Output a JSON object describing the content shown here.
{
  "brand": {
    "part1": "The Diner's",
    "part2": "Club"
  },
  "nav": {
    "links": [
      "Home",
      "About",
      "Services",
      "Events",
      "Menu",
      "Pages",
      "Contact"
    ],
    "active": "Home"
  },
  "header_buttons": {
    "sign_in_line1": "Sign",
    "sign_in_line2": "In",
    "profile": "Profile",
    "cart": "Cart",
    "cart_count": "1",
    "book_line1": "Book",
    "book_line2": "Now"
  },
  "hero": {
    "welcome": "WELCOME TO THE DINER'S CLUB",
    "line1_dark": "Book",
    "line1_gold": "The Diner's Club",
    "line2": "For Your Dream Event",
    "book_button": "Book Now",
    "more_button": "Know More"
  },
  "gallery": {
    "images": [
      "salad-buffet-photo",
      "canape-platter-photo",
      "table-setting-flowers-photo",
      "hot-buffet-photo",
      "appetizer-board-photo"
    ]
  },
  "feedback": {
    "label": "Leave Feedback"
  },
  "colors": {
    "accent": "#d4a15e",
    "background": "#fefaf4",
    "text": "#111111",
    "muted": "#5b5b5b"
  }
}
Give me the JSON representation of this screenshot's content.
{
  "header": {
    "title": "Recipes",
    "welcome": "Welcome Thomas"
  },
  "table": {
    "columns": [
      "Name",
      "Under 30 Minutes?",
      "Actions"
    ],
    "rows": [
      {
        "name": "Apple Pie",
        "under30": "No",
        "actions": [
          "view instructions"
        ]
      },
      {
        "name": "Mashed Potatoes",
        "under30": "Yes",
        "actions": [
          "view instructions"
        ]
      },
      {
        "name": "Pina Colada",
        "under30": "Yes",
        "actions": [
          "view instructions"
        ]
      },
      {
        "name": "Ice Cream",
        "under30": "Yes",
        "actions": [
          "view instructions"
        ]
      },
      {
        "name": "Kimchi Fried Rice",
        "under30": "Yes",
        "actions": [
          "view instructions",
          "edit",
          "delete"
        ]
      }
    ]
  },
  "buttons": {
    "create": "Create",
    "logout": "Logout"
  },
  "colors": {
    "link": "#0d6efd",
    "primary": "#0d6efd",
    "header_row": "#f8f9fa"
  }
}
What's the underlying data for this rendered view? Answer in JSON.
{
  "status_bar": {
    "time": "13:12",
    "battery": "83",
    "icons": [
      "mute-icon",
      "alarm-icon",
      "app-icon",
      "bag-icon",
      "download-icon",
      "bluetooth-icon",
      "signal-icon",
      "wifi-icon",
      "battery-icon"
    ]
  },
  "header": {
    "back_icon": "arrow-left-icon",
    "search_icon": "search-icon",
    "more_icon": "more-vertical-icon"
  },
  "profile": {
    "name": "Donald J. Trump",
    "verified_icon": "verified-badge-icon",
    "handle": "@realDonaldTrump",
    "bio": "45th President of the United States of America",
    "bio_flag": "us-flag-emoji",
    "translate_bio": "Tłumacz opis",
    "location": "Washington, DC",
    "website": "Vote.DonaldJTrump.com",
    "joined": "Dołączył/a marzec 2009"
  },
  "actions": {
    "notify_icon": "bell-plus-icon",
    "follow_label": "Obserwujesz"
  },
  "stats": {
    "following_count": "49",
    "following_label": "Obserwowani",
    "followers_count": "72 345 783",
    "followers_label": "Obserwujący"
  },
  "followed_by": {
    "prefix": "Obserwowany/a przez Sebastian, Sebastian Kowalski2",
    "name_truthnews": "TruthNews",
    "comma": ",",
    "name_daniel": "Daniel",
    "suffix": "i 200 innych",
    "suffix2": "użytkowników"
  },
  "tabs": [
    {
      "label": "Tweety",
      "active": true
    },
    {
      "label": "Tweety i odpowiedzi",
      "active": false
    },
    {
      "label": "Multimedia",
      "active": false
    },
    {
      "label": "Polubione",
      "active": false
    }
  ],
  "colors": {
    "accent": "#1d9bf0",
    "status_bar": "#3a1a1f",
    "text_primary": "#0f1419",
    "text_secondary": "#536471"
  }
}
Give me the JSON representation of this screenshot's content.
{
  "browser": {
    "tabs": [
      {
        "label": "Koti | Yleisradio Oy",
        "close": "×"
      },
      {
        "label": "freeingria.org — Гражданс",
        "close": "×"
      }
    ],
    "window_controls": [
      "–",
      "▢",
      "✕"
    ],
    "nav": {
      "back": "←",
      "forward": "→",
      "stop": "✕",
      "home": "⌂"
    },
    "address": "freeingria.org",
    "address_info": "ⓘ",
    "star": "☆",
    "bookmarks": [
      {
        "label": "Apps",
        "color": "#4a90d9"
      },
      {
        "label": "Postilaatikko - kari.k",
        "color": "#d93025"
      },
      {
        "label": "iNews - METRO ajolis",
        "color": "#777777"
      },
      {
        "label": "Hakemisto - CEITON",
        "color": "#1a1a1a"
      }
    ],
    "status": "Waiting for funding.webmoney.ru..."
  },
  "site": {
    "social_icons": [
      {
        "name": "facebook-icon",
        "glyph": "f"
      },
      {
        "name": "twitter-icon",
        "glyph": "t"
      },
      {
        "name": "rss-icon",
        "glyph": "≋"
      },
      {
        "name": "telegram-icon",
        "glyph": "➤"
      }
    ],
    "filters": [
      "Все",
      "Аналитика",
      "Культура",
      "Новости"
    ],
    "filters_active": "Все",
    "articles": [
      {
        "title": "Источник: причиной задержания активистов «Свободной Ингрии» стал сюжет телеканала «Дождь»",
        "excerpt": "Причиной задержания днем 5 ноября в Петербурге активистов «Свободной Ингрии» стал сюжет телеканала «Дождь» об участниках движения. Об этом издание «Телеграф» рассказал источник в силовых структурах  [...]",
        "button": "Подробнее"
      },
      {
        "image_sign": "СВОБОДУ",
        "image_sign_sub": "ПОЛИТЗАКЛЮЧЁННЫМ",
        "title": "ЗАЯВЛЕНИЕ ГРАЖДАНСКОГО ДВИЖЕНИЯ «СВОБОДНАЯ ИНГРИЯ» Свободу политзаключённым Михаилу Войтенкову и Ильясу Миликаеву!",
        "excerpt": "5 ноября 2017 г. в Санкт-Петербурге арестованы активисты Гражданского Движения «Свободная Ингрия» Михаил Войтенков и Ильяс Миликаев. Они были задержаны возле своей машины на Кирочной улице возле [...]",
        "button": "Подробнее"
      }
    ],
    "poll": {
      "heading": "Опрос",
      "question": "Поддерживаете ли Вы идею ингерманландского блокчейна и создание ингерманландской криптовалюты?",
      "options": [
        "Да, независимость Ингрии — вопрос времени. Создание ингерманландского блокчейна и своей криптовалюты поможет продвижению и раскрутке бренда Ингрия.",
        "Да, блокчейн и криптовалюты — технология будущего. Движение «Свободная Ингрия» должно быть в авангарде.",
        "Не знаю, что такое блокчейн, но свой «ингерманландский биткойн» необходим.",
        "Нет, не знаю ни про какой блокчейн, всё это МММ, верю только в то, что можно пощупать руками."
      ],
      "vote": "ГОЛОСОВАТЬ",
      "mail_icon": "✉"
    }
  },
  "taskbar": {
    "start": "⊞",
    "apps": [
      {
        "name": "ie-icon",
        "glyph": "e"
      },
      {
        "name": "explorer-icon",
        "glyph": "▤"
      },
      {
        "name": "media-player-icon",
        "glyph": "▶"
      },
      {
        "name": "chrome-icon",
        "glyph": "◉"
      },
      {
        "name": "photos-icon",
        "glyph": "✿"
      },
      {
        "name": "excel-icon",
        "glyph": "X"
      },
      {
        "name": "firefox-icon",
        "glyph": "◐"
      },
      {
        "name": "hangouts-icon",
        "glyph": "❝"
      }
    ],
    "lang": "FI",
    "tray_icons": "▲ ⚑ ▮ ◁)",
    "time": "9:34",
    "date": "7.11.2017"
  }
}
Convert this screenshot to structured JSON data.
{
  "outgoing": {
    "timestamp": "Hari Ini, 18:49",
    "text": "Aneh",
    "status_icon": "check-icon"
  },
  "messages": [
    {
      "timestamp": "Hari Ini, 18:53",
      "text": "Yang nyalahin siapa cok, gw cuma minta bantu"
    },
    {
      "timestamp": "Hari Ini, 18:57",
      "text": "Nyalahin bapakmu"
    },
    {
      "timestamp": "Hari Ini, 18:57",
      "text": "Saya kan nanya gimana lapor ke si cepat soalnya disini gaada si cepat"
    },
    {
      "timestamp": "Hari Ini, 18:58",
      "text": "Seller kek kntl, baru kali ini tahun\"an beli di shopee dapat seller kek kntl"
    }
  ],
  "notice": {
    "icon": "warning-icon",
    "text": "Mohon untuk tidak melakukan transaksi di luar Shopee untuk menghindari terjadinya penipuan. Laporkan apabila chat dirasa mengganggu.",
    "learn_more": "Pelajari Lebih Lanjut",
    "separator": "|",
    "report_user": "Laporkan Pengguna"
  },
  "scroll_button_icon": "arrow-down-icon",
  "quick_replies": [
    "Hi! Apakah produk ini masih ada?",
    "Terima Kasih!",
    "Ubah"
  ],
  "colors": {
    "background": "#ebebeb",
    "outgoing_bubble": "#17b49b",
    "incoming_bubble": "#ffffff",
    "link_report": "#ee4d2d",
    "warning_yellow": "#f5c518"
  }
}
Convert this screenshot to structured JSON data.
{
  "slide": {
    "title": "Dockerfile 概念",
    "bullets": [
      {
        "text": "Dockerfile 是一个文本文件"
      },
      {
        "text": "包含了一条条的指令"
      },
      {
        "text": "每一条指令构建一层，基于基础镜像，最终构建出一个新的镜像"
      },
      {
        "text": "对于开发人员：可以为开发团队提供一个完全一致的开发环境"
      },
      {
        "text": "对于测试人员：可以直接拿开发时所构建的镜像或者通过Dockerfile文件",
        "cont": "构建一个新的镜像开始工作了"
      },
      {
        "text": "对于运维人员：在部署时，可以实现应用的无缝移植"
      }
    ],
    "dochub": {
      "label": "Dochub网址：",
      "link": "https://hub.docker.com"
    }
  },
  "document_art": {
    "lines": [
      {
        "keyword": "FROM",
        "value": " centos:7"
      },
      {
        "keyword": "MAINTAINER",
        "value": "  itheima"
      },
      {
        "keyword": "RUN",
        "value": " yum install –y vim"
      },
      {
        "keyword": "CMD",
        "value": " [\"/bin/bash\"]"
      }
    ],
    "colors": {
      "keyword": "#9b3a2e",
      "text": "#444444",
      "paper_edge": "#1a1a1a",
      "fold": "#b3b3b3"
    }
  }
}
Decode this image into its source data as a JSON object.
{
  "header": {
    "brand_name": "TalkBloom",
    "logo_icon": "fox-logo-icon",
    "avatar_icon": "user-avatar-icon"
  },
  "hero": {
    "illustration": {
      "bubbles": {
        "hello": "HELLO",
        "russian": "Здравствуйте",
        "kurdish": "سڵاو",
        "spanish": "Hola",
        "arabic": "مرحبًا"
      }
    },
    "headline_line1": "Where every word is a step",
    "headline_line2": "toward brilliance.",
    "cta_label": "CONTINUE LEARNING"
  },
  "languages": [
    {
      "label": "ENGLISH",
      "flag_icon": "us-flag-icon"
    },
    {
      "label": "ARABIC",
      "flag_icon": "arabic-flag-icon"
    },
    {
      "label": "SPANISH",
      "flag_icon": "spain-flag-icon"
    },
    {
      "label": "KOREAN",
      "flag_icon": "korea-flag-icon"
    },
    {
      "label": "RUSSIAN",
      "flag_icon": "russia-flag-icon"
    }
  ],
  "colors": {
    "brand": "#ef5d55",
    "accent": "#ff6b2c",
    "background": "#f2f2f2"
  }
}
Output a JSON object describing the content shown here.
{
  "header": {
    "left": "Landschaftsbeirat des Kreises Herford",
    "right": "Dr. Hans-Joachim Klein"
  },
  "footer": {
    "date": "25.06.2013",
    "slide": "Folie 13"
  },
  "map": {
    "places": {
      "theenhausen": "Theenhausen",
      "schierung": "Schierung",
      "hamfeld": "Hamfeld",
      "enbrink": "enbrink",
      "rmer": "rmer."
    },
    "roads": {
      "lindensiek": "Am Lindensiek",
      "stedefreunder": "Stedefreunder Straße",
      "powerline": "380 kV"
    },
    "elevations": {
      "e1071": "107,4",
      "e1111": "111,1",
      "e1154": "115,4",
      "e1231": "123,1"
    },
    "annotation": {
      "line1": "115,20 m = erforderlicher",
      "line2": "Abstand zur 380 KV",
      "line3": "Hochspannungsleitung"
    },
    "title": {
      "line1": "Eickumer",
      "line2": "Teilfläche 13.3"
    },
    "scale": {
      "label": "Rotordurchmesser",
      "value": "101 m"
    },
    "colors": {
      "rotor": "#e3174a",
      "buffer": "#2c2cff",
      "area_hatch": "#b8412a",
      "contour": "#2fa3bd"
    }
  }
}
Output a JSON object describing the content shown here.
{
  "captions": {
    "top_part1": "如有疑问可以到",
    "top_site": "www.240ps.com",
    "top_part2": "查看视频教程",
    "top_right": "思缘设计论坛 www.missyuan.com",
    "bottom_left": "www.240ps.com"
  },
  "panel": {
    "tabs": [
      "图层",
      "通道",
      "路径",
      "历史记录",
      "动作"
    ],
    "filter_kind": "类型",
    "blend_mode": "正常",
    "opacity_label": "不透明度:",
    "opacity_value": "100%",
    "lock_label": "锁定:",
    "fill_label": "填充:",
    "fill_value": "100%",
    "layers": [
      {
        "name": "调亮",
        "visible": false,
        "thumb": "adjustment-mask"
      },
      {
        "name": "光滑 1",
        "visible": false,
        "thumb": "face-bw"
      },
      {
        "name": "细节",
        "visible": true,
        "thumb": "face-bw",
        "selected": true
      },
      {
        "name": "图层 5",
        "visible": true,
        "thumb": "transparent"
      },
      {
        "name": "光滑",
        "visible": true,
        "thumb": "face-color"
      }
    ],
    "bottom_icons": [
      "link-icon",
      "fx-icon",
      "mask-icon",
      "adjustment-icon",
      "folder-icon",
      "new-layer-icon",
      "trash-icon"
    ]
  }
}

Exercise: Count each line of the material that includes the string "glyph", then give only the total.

Task response: 12